One of the most used items in my EDC kit is my flashlight. I have acquired quite a few torches over the years, some better than others, nut not all flashlights are good for EDC.
You may not be able to find exactly what you are looking for when searching for the perfect EDC flashlight, you will need to compromise here and there, based on your needs and budget. Because an EDC flashlight must be easy to carry, it may not have the longest throw, or be the best survival flashlight, but if it’s the only flashlight you have in a survival situation, it’s better than nothing.
Here are my 8 tips to consider when buying an EDC flashlight.
Recommended EDC Flashlight: OLight H2R Nova
- An end power button, not a side switch
Because I like to keep my flashlight in my pocket along with my phone and EDC knife, flashlights with a side switch often get switched on when in my pocket if they have a side switch, and I usually tend not to notice until I feel the heat on my leg.
- Waterproof Rating
Flashlights, just like many other items, are rated by the IP code. Basically, the code is listed with numbers beside it, which indicate how waterproof, dust proof and crush proof the device is. Check the link above for more details on this.
If it’s not rated for any of them, it’s either left it blank or an X is put in the spot if there are ratings after that spot. For example, IPX7 means it hasn’t been rated for solid intrusion or mechanical impact, but has a liquid ingress protection rating of 7 [Ingress of water in harmful quantity shall not be possible when the enclosure is immersed in water under defined conditions of pressure and time (up to 1 m of submersion). Test duration: 30 minutes – ref IEC 60529, table 8. Tested with the lowest point of the enclosure 1000 mm below the surface of the water, or the highest point 150 mm below the surface, whichever is deeper.]
For many, an IPX6 or IPX7 will be sufficient.
- Rechargable via USB
This one is a must in my books. Being able to recharge your EDC flashlight from a USB power source means you can charge it almost anywhere; at a computer, in the car, at home, work, even from a USB power bank while on the move.
- Size Matters
Ensure it is small enough to fit in your pocket without digging into you leg or taking up all your pocket space.
- Buy a Reliable Flashlight
I always check the internet for reviews before I buy anything.

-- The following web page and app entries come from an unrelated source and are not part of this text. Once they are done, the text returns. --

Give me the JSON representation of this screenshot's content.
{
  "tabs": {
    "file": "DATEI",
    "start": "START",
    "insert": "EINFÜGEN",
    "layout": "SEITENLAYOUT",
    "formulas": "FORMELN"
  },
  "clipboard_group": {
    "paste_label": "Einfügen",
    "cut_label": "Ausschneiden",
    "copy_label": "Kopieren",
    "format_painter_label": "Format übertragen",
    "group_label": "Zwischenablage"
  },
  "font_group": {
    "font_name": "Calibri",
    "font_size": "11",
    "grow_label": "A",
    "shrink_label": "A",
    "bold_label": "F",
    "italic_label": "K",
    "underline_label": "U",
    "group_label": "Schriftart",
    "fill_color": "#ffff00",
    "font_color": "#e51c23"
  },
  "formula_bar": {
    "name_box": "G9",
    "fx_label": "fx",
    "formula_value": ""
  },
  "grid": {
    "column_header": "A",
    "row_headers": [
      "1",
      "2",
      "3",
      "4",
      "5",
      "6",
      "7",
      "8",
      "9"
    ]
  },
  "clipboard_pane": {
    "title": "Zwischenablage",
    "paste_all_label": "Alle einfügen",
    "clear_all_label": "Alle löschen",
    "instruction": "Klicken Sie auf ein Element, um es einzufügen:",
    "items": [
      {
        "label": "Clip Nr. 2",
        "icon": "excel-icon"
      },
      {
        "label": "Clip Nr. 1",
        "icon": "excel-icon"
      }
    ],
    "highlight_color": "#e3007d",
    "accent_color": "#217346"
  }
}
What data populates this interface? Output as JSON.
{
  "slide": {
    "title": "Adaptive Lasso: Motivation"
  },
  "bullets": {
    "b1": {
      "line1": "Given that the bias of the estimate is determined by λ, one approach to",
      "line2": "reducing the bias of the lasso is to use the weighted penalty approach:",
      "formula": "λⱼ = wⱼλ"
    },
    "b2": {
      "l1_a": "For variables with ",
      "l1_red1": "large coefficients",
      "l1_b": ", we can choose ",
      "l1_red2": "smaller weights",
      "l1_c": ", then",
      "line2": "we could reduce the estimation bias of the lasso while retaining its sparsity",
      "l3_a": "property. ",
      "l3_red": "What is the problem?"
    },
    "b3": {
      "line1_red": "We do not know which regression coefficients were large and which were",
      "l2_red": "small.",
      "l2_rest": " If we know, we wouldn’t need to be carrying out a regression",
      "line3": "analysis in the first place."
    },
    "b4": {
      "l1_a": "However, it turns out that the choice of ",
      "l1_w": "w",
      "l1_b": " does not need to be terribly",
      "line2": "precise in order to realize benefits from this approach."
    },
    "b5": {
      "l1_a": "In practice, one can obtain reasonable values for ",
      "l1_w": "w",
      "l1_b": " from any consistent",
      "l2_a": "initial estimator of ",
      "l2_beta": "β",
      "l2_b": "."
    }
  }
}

Amazon is a great source for reliable reviews from customers who have actually bought and used the product.
I have reviewed my EDC flashlight here, and so far, it is the best I have owned, to date. It is actually a headlamp, but the flashlight can be removed from the head strap, making it very suitable for EDC.
- Brightness Modes
Don’t be tempted to buy a flashlight with only one brightness setting. It will either be too bright, or not bright enough. Trying to read a map with a 500 Lumen flashlight will be very hard, as it will be too bright for your eyes.
You don’t need to have loads of strobe and SOS modes, although an SOS mode is good in a survival situation. Instead, look for a flashlight with a low, medium and high mode.
- Only Consider LED
Most flashlights made now only use LED, but there are still some available using old technology. When shopping for your EDC flashlight, pick one with LED technology. The battery will last longer, it won’t get as hot when using, the LED will last longer than a normal bulb, and generally they are more efficient.
- Lock Mode
This may not seem important if you find a flashlight with a top or bottom switch, but there is still a chance you will switch on your flashlight by accident. It’s pretty easy to switch it on when putting things into your pocket. To combat this, try and find a flashlight with a locking mode. My Olight can be locked and unlocked by holding the power button for 3 seconds.